Generics are a great addition to .NET 2.0. The are similar to C++ templates, but (in my opinion) much easier to understand and to use. They allow to define a class or a method's functionality without knowing what the types of its components (attributes, return value, parameters...) will be. As the name indicates, it allows working in generic ways, and enhance reusability of such components.

Extracting flags:
Checking if a given flag is set in an integer value is very easy when you know how: Make a logical (bitwise) AND between the integer value and the flag value. This will set all the other bits to 0. After that, compare the resulting value with the flag value, et voilĂ  :-)
int iFlagValue = (int) EFlags.eFlag2;
int iTest = iFlagValue & iValue;
if ( iTest == iFlagValue )
  // The flag "eFlag2" is set in iValue
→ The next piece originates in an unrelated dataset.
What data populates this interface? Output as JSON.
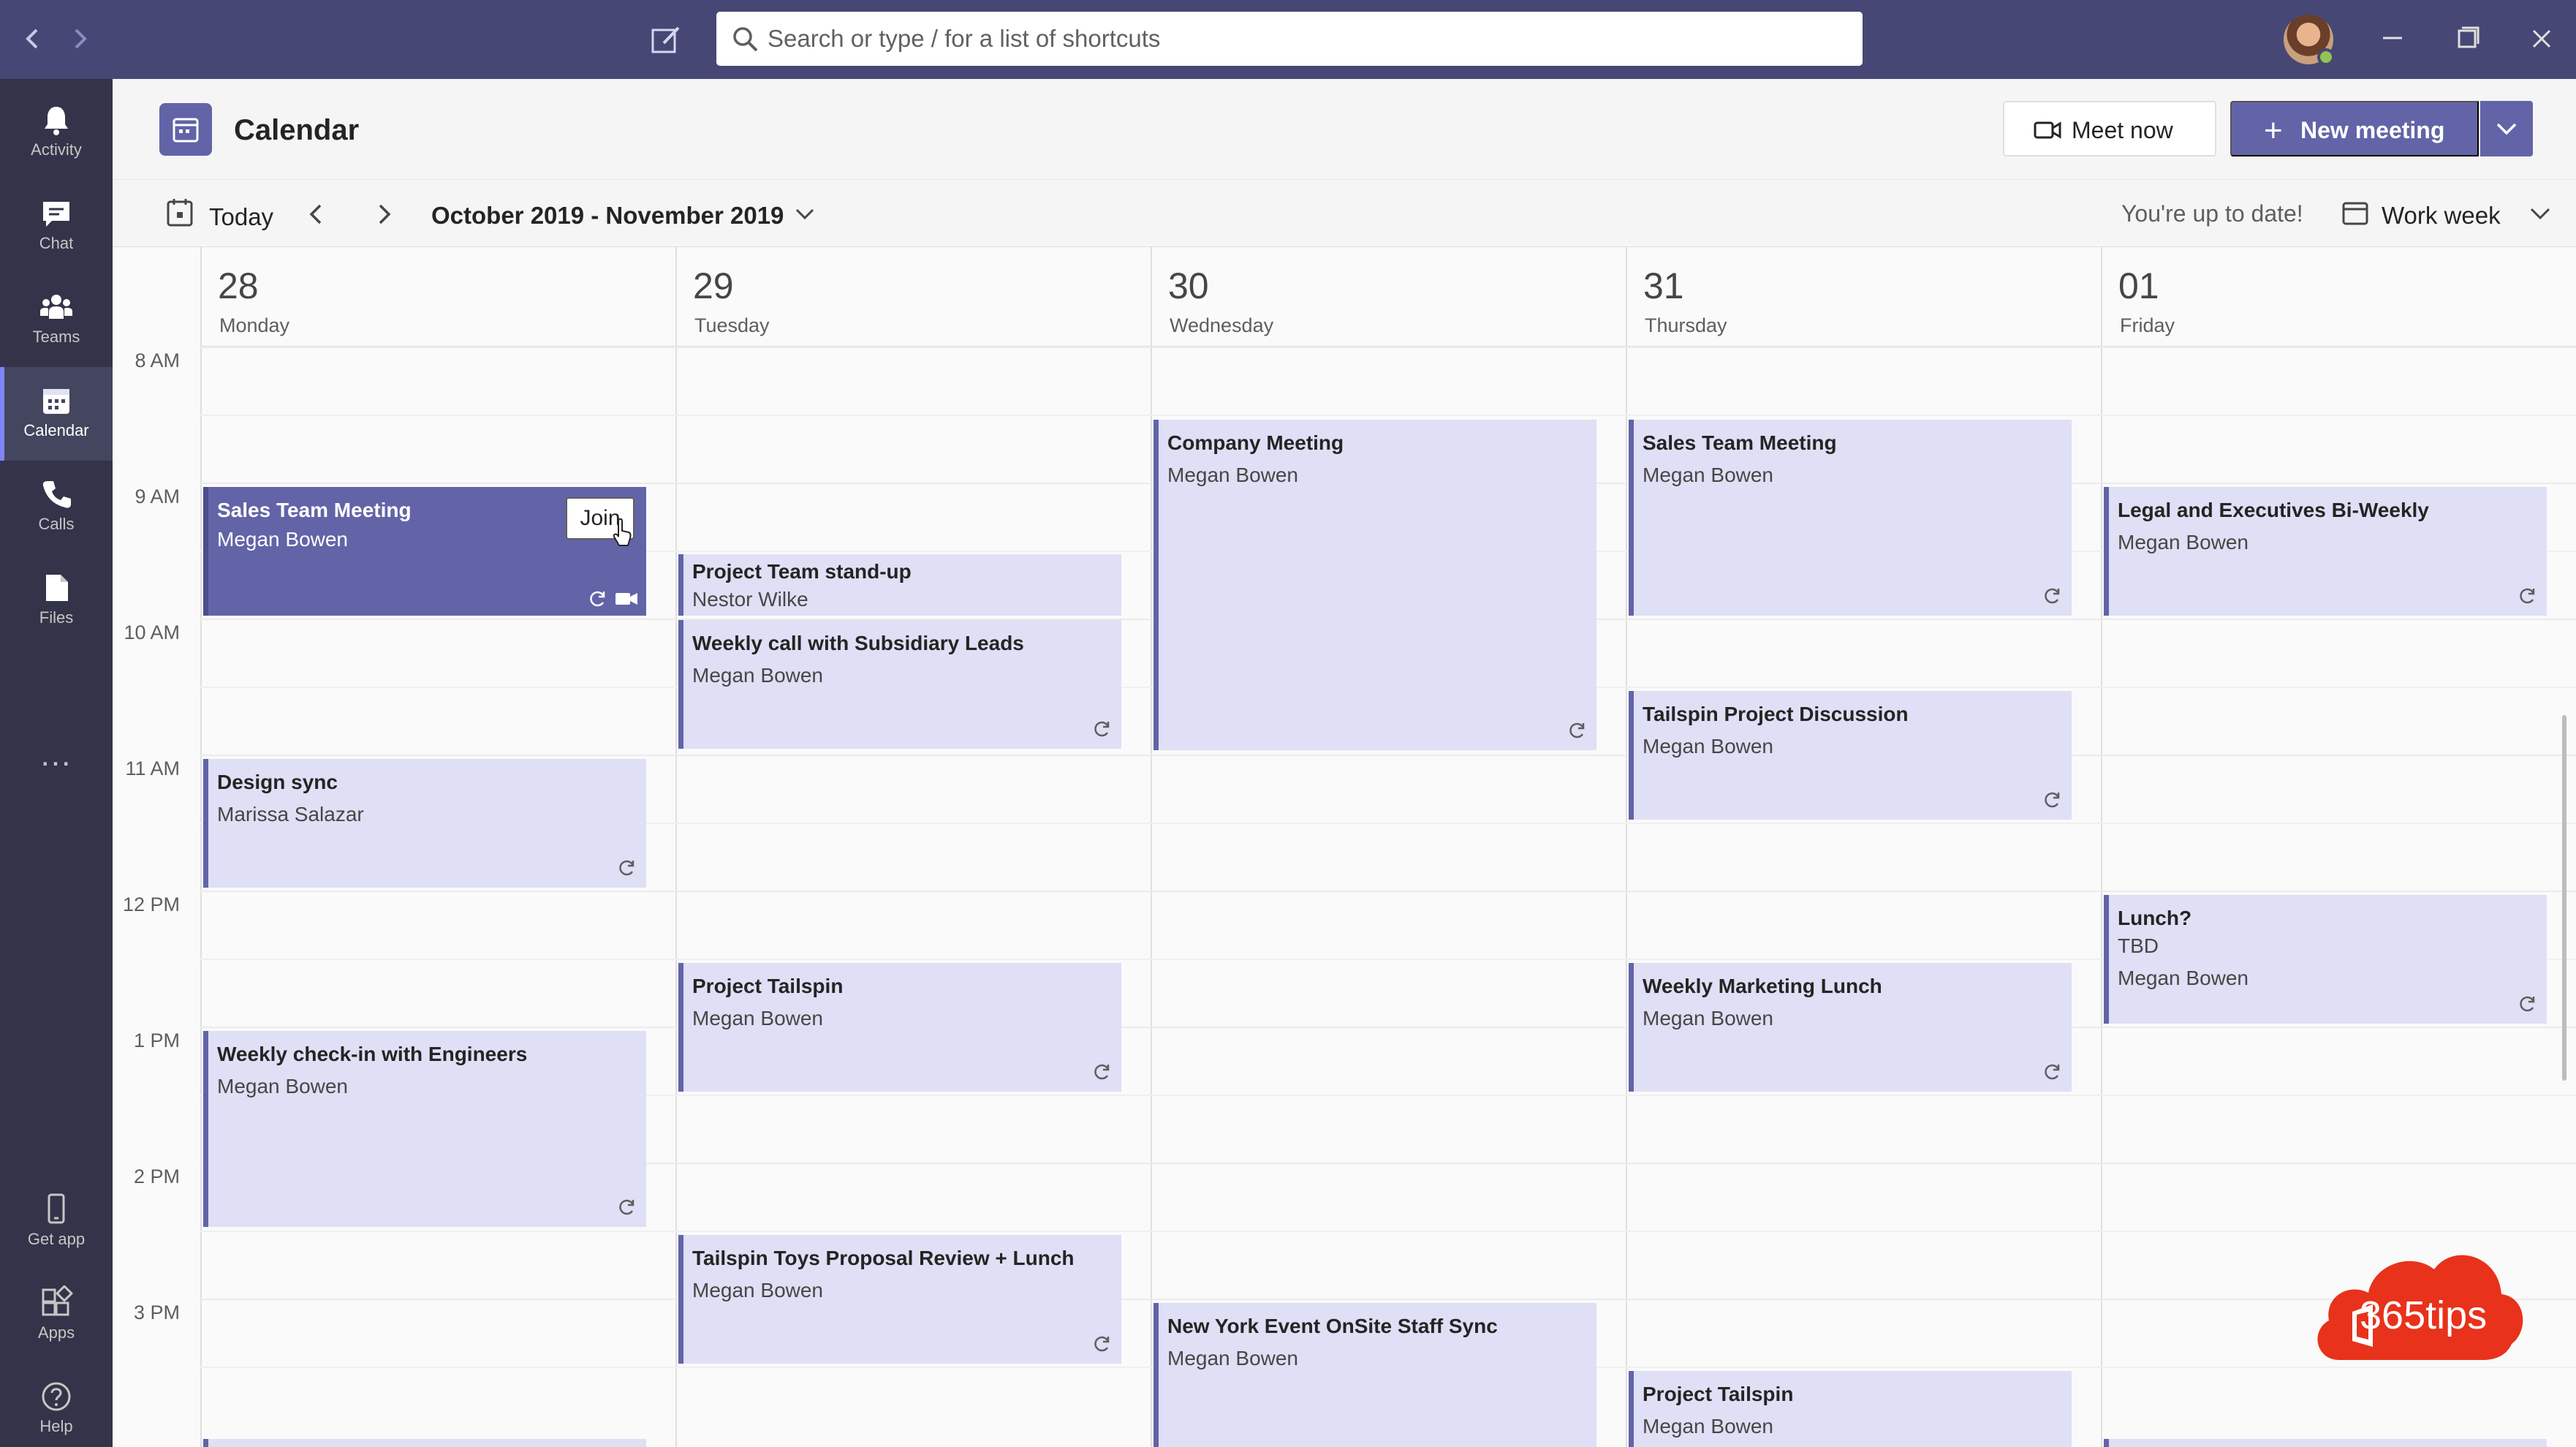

CFlagsExtracter usage:
In our case, the usage of the CFlagsExtracter class is simple enough:
CFlagsExtracter<EFlags> oExtracter
  = new CFlagsExtracter<EFlags>( iValue );

foreach ( EFlags eFlag in oExtracter.aeFlags )
  // Do something

Practical example: Getting a file's attributes
The CFlagsExtracter class can be used for example to get a file or a directory's attributes. The attributes (see FileAttributes) are an enumeration marked with the "Flags" attribute, so they are perfectly suitable for this class!
FileInfo fl = new FileInfo( @"d:\temp\test.txt" );
if ( fl.Exists )
  CFlagsExtracter<FileAttributes> oFileAttributesExtracter
    = new CFlagsExtracter<FileAttributes>( (int) fl.Attributes );

  foreach ( FileAttributes eAttribute
    in oFileAttributesExtracter.aeFlags )
    Console.WriteLine( eAttribute.ToString() );

Source code:
The source code can be downloaded here.

This demo only works on AJAX-enabled web browsers. For more information, contact me.
The request's URL is CFlagExtracterClient.ashx?flags=XXX where XXX is an integer value. The server uses a HttpHandler to create an XML response, for example:
<?xml version="1.0" encoding="utf-8" ?>
<flags value="45">
  <flag name="eFlag1" value="1" />
  <flag name="eFlag3" value="4" />
  <flag name="eFlag4" value="8" />
  <flag name="eFlag6" value="32" />
 Flag one (1)
 Flag two (2)
 Flag three (4)
 Flag four (8)
 Flag five (16)
 Flag six (32)